▶ **Assignment**
Pull every line holding the string "data" from the records below.
------------------------------------------------------------
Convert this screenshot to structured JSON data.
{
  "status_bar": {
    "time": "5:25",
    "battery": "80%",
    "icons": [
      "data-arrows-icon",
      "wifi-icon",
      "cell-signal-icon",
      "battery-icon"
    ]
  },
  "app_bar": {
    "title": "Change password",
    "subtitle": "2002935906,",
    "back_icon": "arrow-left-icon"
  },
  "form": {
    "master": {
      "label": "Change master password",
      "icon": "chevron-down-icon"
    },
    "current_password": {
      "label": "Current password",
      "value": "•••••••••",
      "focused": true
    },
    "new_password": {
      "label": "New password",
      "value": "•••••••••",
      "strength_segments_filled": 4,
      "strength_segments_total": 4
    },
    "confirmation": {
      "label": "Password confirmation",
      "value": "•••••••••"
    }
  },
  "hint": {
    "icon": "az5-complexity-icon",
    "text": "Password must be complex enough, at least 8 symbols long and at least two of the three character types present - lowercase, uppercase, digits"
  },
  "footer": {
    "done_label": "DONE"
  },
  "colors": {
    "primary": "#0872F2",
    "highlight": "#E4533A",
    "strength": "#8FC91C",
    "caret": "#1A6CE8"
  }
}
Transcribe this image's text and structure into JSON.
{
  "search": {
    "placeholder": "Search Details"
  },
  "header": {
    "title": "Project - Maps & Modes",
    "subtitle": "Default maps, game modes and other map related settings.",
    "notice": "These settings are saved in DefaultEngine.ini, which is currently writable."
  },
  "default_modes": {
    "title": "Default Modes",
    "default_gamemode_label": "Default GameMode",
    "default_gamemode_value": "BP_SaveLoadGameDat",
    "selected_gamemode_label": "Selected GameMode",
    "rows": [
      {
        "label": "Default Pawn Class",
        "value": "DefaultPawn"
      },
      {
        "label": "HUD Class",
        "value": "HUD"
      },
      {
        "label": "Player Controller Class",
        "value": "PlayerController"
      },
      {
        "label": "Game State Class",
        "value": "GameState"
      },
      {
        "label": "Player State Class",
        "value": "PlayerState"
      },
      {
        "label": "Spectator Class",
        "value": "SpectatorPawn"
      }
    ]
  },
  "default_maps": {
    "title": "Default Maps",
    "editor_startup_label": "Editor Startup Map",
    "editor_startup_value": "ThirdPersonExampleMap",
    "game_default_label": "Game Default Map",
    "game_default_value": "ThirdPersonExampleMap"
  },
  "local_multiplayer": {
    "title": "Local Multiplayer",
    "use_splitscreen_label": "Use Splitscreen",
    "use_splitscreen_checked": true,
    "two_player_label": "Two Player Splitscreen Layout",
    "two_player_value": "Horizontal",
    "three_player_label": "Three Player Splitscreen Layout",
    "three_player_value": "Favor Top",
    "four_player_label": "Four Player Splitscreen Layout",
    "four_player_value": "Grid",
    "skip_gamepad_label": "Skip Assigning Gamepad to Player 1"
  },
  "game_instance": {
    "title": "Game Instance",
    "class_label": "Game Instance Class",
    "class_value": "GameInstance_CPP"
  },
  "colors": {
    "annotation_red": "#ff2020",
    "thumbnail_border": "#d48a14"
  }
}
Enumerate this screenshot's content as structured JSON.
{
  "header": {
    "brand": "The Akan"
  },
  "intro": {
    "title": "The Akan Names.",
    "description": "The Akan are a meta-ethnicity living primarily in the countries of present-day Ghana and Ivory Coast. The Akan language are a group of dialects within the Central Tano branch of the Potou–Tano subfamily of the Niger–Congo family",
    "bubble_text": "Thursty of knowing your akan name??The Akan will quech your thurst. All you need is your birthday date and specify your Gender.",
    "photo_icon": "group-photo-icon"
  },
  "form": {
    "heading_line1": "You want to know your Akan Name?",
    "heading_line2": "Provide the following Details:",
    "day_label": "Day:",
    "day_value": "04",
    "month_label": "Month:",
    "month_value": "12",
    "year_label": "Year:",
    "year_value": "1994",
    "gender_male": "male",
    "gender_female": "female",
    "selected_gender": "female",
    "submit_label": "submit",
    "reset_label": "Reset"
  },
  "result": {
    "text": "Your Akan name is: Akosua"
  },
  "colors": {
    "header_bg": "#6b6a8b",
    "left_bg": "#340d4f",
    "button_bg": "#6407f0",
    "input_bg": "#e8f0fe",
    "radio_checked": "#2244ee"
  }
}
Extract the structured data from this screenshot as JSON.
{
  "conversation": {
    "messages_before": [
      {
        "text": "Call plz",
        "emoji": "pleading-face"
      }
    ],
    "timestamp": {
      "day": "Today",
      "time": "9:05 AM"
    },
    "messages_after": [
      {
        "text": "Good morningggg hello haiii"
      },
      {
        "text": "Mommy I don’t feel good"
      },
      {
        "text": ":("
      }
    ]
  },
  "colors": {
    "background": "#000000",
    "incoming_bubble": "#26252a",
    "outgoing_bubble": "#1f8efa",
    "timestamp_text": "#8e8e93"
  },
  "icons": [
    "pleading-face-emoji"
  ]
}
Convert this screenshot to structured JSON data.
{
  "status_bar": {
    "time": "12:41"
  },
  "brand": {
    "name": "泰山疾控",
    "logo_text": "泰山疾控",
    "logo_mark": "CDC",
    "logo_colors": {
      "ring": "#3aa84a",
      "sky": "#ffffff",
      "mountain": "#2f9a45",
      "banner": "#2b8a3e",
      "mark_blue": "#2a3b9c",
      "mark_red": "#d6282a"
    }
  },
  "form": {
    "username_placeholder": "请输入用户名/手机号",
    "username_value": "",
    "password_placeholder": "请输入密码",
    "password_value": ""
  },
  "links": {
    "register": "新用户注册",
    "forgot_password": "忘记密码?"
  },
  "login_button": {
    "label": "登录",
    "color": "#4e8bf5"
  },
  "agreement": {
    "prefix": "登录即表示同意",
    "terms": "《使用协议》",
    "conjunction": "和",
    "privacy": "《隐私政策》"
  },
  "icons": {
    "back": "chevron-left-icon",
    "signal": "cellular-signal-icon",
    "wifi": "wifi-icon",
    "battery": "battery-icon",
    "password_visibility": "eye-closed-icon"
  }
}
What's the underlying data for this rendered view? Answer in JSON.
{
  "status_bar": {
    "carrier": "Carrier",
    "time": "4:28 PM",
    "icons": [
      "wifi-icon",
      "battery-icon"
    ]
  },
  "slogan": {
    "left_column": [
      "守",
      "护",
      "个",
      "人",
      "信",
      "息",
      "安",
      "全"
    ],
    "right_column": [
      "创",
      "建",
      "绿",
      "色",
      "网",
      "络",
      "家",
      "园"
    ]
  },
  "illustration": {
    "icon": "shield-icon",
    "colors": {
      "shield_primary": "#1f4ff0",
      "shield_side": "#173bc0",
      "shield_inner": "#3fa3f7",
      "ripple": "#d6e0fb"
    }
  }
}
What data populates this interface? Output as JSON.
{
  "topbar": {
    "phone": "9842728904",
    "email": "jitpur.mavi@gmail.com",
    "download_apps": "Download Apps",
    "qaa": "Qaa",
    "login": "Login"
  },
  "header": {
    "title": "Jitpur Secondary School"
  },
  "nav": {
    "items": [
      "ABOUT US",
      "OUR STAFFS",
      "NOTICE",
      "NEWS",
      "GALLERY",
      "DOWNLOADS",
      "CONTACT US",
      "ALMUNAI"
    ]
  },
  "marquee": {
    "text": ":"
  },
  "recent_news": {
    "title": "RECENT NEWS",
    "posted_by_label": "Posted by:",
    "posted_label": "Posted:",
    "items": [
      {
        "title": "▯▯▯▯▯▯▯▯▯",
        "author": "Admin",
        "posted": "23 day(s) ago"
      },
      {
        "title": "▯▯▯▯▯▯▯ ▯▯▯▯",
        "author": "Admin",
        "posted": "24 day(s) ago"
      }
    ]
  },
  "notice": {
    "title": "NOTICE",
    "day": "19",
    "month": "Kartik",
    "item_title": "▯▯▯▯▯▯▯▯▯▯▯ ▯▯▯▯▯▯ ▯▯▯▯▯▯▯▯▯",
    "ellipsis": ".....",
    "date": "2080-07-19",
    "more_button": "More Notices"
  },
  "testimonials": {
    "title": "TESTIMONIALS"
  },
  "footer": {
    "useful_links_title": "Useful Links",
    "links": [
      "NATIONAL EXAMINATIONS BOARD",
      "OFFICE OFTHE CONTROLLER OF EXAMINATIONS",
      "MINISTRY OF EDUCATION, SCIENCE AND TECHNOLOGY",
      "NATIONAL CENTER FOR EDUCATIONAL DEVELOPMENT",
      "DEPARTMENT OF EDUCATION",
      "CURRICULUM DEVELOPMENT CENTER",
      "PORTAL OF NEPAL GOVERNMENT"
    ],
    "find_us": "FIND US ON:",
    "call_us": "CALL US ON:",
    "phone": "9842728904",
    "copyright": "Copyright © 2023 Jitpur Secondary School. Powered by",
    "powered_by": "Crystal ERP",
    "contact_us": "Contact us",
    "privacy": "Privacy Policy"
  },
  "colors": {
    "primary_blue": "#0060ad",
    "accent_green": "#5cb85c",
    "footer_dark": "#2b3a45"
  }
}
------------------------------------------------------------
▶ **Written solution**
Convert this screenshot to structured JSON data.
      "data-arrows-icon",
Extract the structured data from this screenshot as JSON.
Convert this screenshot to structured JSON data.
What's the underlying data for this rendered view? Answer in JSON.
What data populates this interface? Output as JSON.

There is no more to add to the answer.